What to work on:
Please reproduce the records below exactly, omitting any pictures they contain.

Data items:
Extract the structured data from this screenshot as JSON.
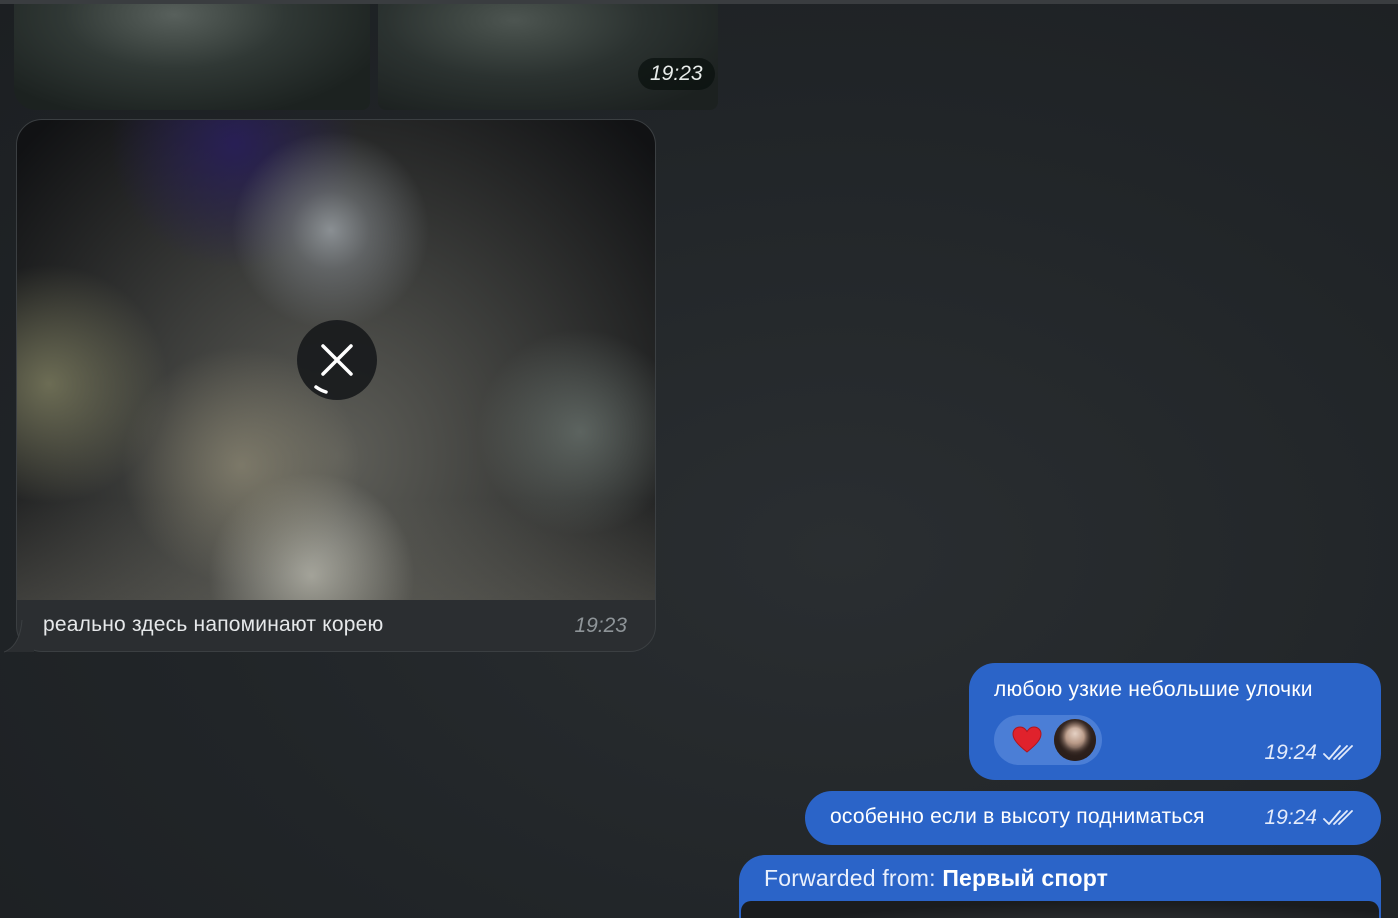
{
  "media_group": {
    "time": "19:23"
  },
  "incoming_photo": {
    "caption": "реально здесь напоминают корею",
    "time": "19:23",
    "cancel_icon": "close-icon"
  },
  "outgoing": [
    {
      "text": "любою узкие небольшие улочки",
      "time": "19:24",
      "status_icon": "double-check-icon",
      "reaction": "heart-icon",
      "reactor": "avatar"
    },
    {
      "text": "особенно если в высоту подниматься",
      "time": "19:24",
      "status_icon": "double-check-icon"
    },
    {
      "forward_label": "Forwarded from: ",
      "forward_source": "Первый спорт"
    }
  ],
  "colors": {
    "outgoing_bubble": "#2b64c8",
    "incoming_bubble": "#2b2e31",
    "background": "#1f2326"
  }
}
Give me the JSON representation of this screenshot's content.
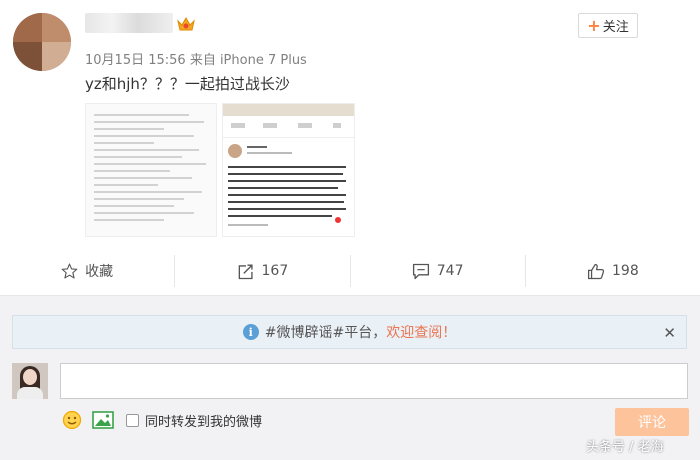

Solution to the problem:
Extract the structured data from this screenshot as JSON.
{
  "media_group": {
    "time": "19:23"
  },
  "incoming_photo": {
    "caption": "реально здесь напоминают корею",
    "time": "19:23",
    "cancel_icon": "close-icon"
  },
  "outgoing": [
    {
      "text": "любою узкие небольшие улочки",
      "time": "19:24",
      "status_icon": "double-check-icon",
      "reaction": "heart-icon",
      "reactor": "avatar"
    },
    {
      "text": "особенно если в высоту подниматься",
      "time": "19:24",
      "status_icon": "double-check-icon"
    },
    {
      "forward_label": "Forwarded from: ",
      "forward_source": "Первый спорт"
    }
  ],
  "colors": {
    "outgoing_bubble": "#2b64c8",
    "incoming_bubble": "#2b2e31",
    "background": "#1f2326"
  }
}
Give me the JSON representation of this screenshot's content.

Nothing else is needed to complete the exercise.